"How, how, how," I practically cried, "did your mother do it?"

The man's eyes crinkled up; he'd heard the question before.

"Well, my dear, those were simpler days," he said gently. "After my mother finished the breakfast dishes, she started making lunch."

"Oh, come on!" I wanted to scream, "Give me the magic formula!"

As if he'd heard my thoughts, the man added, "Don't worry. Everything will sort itself out eventually."

How old-fashioned he seemed. How wise he turned out to be.

Which is not to say I've cracked the do-it-all problem at the ripe old age of 46. There is no foolproof way to manage something as untidy as life, and I still have days when I feel as if I am juggling eggs on a roller coaster. But I have—over a decade of tinkering and practice—devised a method, for lack of a better word, to help me balance my multiple life roles and navigate the daily dilemmas of an overstuffed existence.

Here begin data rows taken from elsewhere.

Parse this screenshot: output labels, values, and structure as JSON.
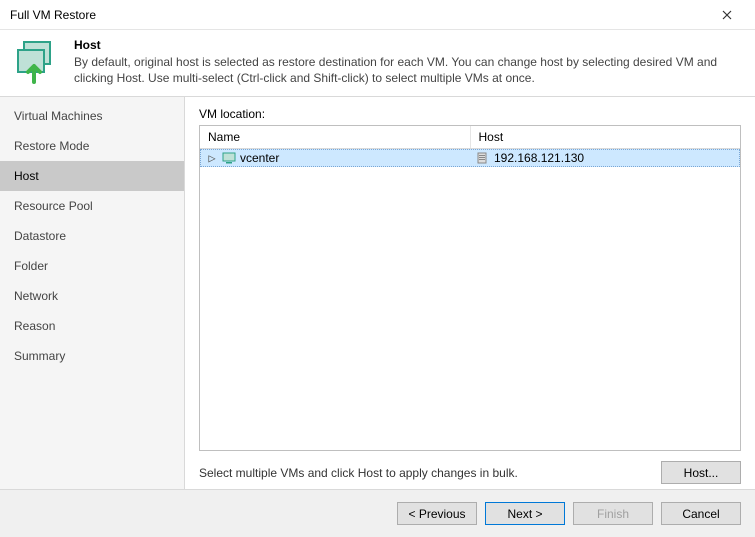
{
  "window": {
    "title": "Full VM Restore"
  },
  "header": {
    "title": "Host",
    "description": "By default, original host is selected as restore destination for each VM. You can change host by selecting desired VM and clicking Host. Use multi-select (Ctrl-click and Shift-click) to select multiple VMs at once."
  },
  "sidebar": {
    "items": [
      {
        "label": "Virtual Machines"
      },
      {
        "label": "Restore Mode"
      },
      {
        "label": "Host"
      },
      {
        "label": "Resource Pool"
      },
      {
        "label": "Datastore"
      },
      {
        "label": "Folder"
      },
      {
        "label": "Network"
      },
      {
        "label": "Reason"
      },
      {
        "label": "Summary"
      }
    ],
    "selected_index": 2
  },
  "main": {
    "section_label": "VM location:",
    "columns": [
      "Name",
      "Host"
    ],
    "rows": [
      {
        "name": "vcenter",
        "host": "192.168.121.130",
        "selected": true
      }
    ],
    "hint": "Select multiple VMs and click Host to apply changes in bulk.",
    "host_button": "Host..."
  },
  "footer": {
    "previous": "< Previous",
    "next": "Next >",
    "finish": "Finish",
    "cancel": "Cancel"
  }
}
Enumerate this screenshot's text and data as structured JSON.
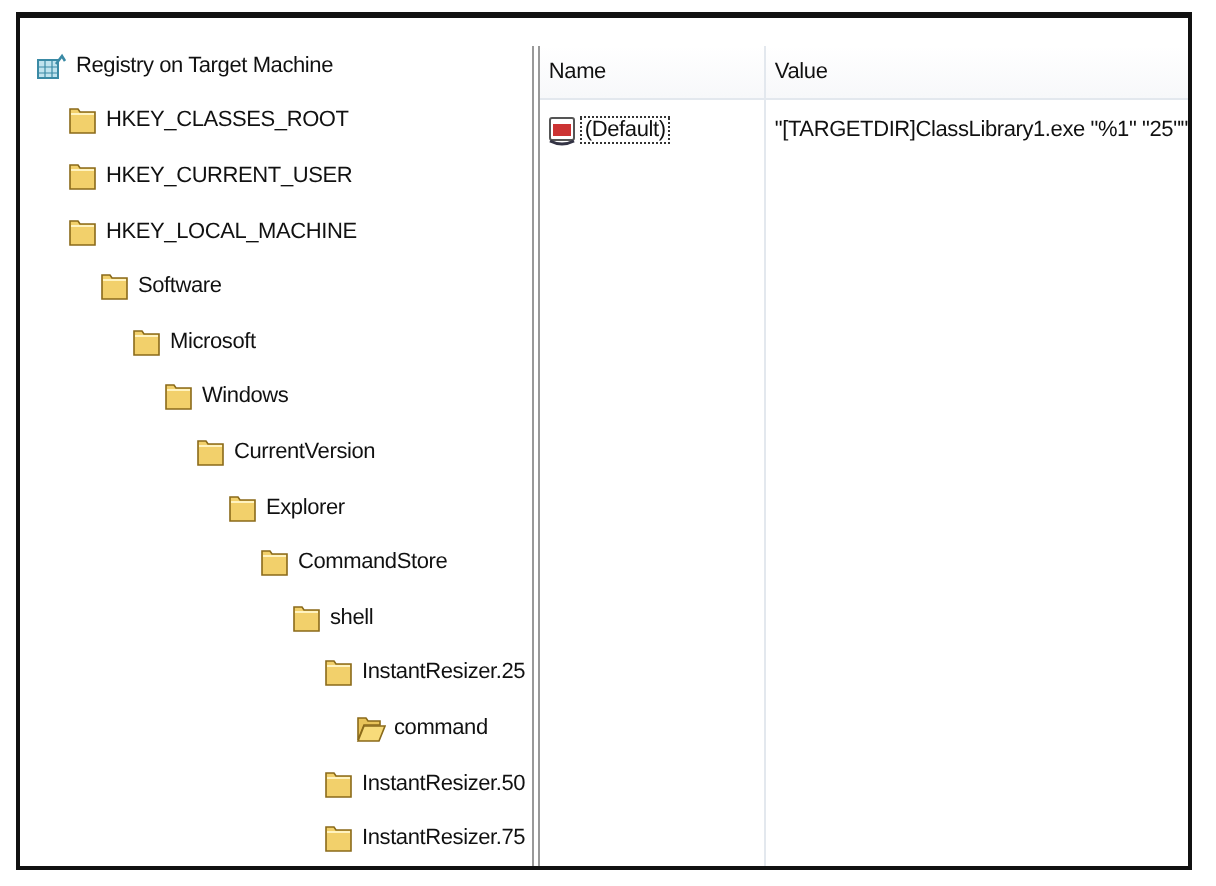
{
  "tree": {
    "label": "Registry on Target Machine",
    "children": [
      {
        "label": "HKEY_CLASSES_ROOT",
        "selected": false
      },
      {
        "label": "HKEY_CURRENT_USER",
        "selected": false
      },
      {
        "label": "HKEY_LOCAL_MACHINE",
        "selected": false,
        "children": [
          {
            "label": "Software",
            "selected": false,
            "children": [
              {
                "label": "Microsoft",
                "selected": false,
                "children": [
                  {
                    "label": "Windows",
                    "selected": false,
                    "children": [
                      {
                        "label": "CurrentVersion",
                        "selected": false,
                        "children": [
                          {
                            "label": "Explorer",
                            "selected": false,
                            "children": [
                              {
                                "label": "CommandStore",
                                "selected": false,
                                "children": [
                                  {
                                    "label": "shell",
                                    "selected": false,
                                    "children": [
                                      {
                                        "label": "InstantResizer.25",
                                        "selected": false,
                                        "children": [
                                          {
                                            "label": "command",
                                            "selected": true
                                          }
                                        ]
                                      },
                                      {
                                        "label": "InstantResizer.50",
                                        "selected": false
                                      },
                                      {
                                        "label": "InstantResizer.75",
                                        "selected": false
                                      }
                                    ]
                                  }
                                ]
                              }
                            ]
                          }
                        ]
                      }
                    ]
                  }
                ]
              }
            ]
          }
        ]
      }
    ]
  },
  "values": {
    "columns": [
      "Name",
      "Value"
    ],
    "rows": [
      {
        "name": "(Default)",
        "value": "\"[TARGETDIR]ClassLibrary1.exe \"%1\" \"25\"\"",
        "focused": true
      }
    ]
  }
}
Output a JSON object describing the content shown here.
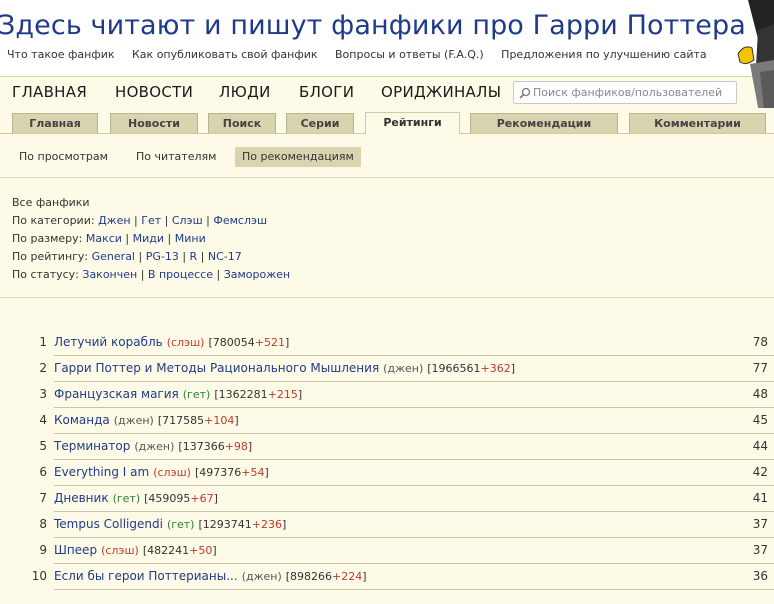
{
  "header": {
    "site_title": "Здесь читают и пишут фанфики про Гарри Поттера",
    "links": [
      "Что такое фанфик",
      "Как опубликовать свой фанфик",
      "Вопросы и ответы (F.A.Q.)",
      "Предложения по улучшению сайта"
    ]
  },
  "nav": {
    "items": [
      "ГЛАВНАЯ",
      "НОВОСТИ",
      "ЛЮДИ",
      "БЛОГИ",
      "ОРИДЖИНАЛЫ"
    ],
    "search_placeholder": "Поиск фанфиков/пользователей"
  },
  "tabs": [
    "Главная",
    "Новости",
    "Поиск",
    "Серии",
    "Рейтинги",
    "Рекомендации",
    "Комментарии"
  ],
  "active_tab": "Рейтинги",
  "subnav": {
    "items": [
      "По просмотрам",
      "По читателям",
      "По рекомендациям"
    ],
    "active": "По рекомендациям"
  },
  "filters": {
    "all": "Все фанфики",
    "category_label": "По категории:",
    "categories": [
      "Джен",
      "Гет",
      "Слэш",
      "Фемслэш"
    ],
    "size_label": "По размеру:",
    "sizes": [
      "Макси",
      "Миди",
      "Мини"
    ],
    "rating_label": "По рейтингу:",
    "ratings": [
      "General",
      "PG-13",
      "R",
      "NC-17"
    ],
    "status_label": "По статусу:",
    "statuses": [
      "Закончен",
      "В процессе",
      "Заморожен"
    ]
  },
  "ranking": [
    {
      "rank": "1",
      "title": "Летучий корабль",
      "category": "(слэш)",
      "cat_type": "slash",
      "views": "780054",
      "delta": "+521",
      "score": "78"
    },
    {
      "rank": "2",
      "title": "Гарри Поттер и Методы Рационального Мышления",
      "category": "(джен)",
      "cat_type": "gen",
      "views": "1966561",
      "delta": "+362",
      "score": "77"
    },
    {
      "rank": "3",
      "title": "Французская магия",
      "category": "(гет)",
      "cat_type": "het",
      "views": "1362281",
      "delta": "+215",
      "score": "48"
    },
    {
      "rank": "4",
      "title": "Команда",
      "category": "(джен)",
      "cat_type": "gen",
      "views": "717585",
      "delta": "+104",
      "score": "45"
    },
    {
      "rank": "5",
      "title": "Терминатор",
      "category": "(джен)",
      "cat_type": "gen",
      "views": "137366",
      "delta": "+98",
      "score": "44"
    },
    {
      "rank": "6",
      "title": "Everything I am",
      "category": "(слэш)",
      "cat_type": "slash",
      "views": "497376",
      "delta": "+54",
      "score": "42"
    },
    {
      "rank": "7",
      "title": "Дневник",
      "category": "(гет)",
      "cat_type": "het",
      "views": "459095",
      "delta": "+67",
      "score": "41"
    },
    {
      "rank": "8",
      "title": "Tempus Colligendi",
      "category": "(гет)",
      "cat_type": "het",
      "views": "1293741",
      "delta": "+236",
      "score": "37"
    },
    {
      "rank": "9",
      "title": "Шпеер",
      "category": "(слэш)",
      "cat_type": "slash",
      "views": "482241",
      "delta": "+50",
      "score": "37"
    },
    {
      "rank": "10",
      "title": "Если бы герои Поттерианы...",
      "category": "(джен)",
      "cat_type": "gen",
      "views": "898266",
      "delta": "+224",
      "score": "36"
    }
  ]
}
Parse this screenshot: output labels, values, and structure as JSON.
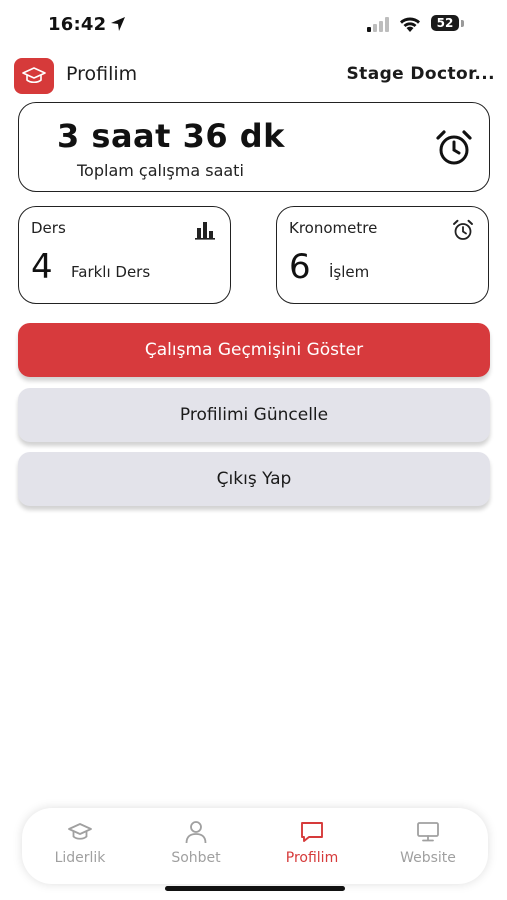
{
  "status_bar": {
    "time": "16:42",
    "battery_level": "52"
  },
  "header": {
    "title": "Profilim",
    "user_name": "Stage Doctor..."
  },
  "summary": {
    "total_time": "3 saat 36 dk",
    "total_label": "Toplam çalışma saati"
  },
  "stats": {
    "ders": {
      "title": "Ders",
      "value": "4",
      "label": "Farklı Ders"
    },
    "kronometre": {
      "title": "Kronometre",
      "value": "6",
      "label": "İşlem"
    }
  },
  "actions": {
    "history": "Çalışma Geçmişini Göster",
    "update_profile": "Profilimi Güncelle",
    "logout": "Çıkış Yap"
  },
  "nav": {
    "items": [
      {
        "label": "Liderlik",
        "icon": "graduation-cap-icon"
      },
      {
        "label": "Sohbet",
        "icon": "person-icon"
      },
      {
        "label": "Profilim",
        "icon": "chat-bubble-icon",
        "active": true
      },
      {
        "label": "Website",
        "icon": "monitor-icon"
      }
    ]
  },
  "colors": {
    "accent": "#d63a3a",
    "secondary_button": "#e3e3ea",
    "inactive_nav": "#a0a0a0"
  }
}
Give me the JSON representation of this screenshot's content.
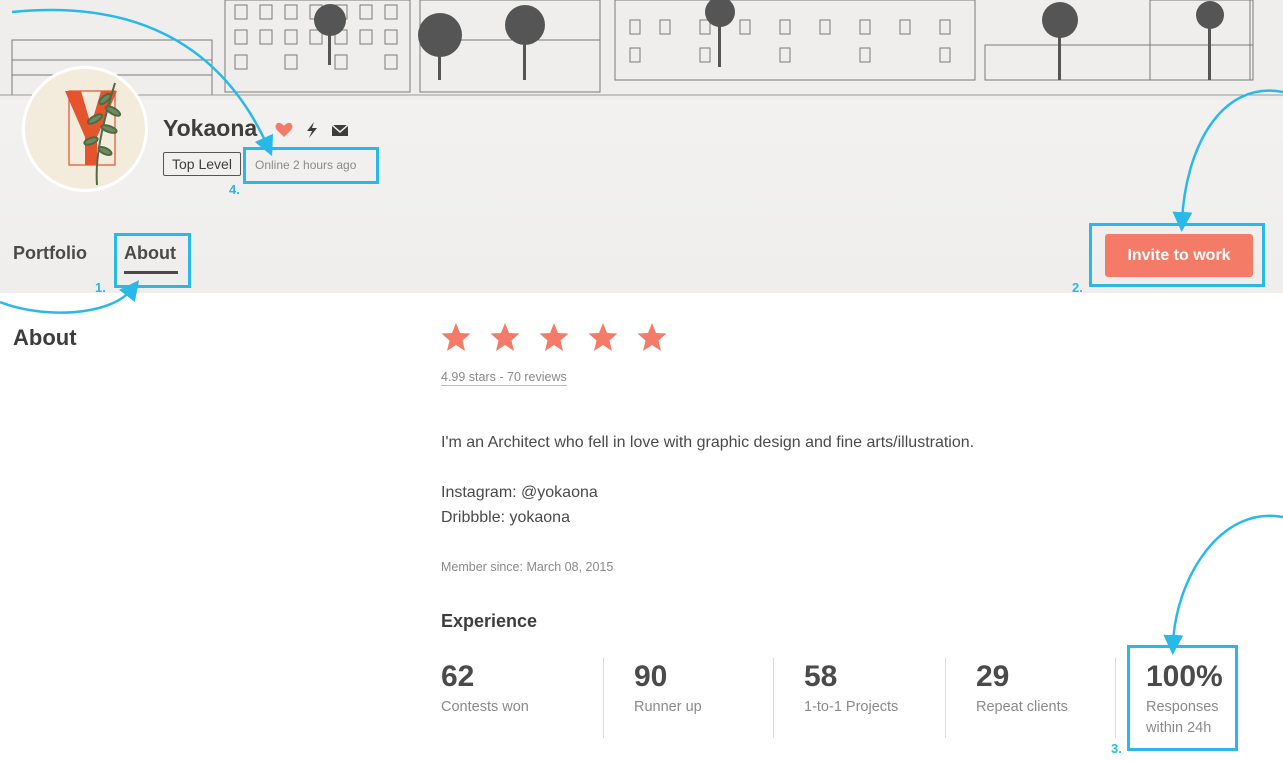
{
  "profile": {
    "name": "Yokaona",
    "level_badge": "Top Level",
    "online_status": "Online 2 hours ago",
    "icons": [
      "heart-icon",
      "bolt-icon",
      "mail-icon"
    ]
  },
  "tabs": [
    {
      "label": "Portfolio",
      "active": false
    },
    {
      "label": "About",
      "active": true
    }
  ],
  "invite_button": {
    "label": "Invite to work"
  },
  "about": {
    "heading": "About",
    "rating": {
      "stars": 5,
      "text": "4.99 stars - 70 reviews"
    },
    "bio": [
      "I'm an Architect who fell in love with graphic design and fine arts/illustration.",
      "",
      "Instagram: @yokaona",
      "Dribbble: yokaona"
    ],
    "member_since": "Member since: March 08, 2015"
  },
  "experience": {
    "heading": "Experience",
    "stats": [
      {
        "value": "62",
        "label": "Contests won"
      },
      {
        "value": "90",
        "label": "Runner up"
      },
      {
        "value": "58",
        "label": "1-to-1 Projects"
      },
      {
        "value": "29",
        "label": "Repeat clients"
      },
      {
        "value": "100%",
        "label_line1": "Responses",
        "label_line2": "within 24h"
      }
    ]
  },
  "callouts": [
    "1.",
    "2.",
    "3.",
    "4."
  ],
  "colors": {
    "accent": "#f47b67",
    "callout": "#29b9e8",
    "text": "#4a4a4a",
    "muted": "#8a8a8a"
  }
}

I call it 10-10-10.

Here's how it works. Every time I find myself in a situation where there appears to be no solution that will make everyone happy, I ask myself three questions:

What are the consequences of my decision in 10 minutes?

In 10 months?

And in 10 years?

The answers usually tell me what I need to know not only to make the most reasoned move but to explain my choice to the family members, friends, or coworkers who will feel its impact.

I've used 10-10-10 to make some of the most meaningful decisions in my life—my divorce, for one. But the effectiveness of 10-10-10 crept up on me when I started using it on a much smaller scale.

The first time was a typical weekday. Dropping the kids off at school on the way to work, I promised that I would definitely, absolutely see them at dinner so we could do homework together and watch our favorite TV show. I also promised our babysitter the evening off.

At 5 P.M., of course, a crisis erupted at the office. During this period, I was hoping for a promotion, so walking out the door with my boss's hands wrapped around my ankle seemed particularly ill-advised. I called home to test the waters. The babysitter nearly burst into tears when I mentioned staying late. Two of the kids were fighting, and one was sulking for an unknown reason. (The other was still at swimming practice, thank God.) My daughter grabbed the phone and put in her two cents: "You love work more than us."

My gut was all over the place—go, stay, go—and that's when 10-10-10 was officially born. I slowed my thought process down and systematically began to pick it apart. "What exactly," I asked myself, "were the immediate repercussions of staying at work versus rushing home?"

If I stayed, my boss would jot it down in her little book of good deeds, and my children and babysitter would turn purple. If I rushed home, my boss would get someone else to help her, and my triumphant arrival at the front door would be greeted with the usual grunts and sighs, and probably a demand for the latest video game or some exciting new shampoo.

In 10 months? Assuming I didn't make staying late a daily feature of our lives (which I knew I wouldn't), the kids would be fine. As for the babysitter, she would be back at school, and I would be but a distant memory. At work, though, if I left, my boss might start to question my commitment and my availability, not the impression I was eager to encourage.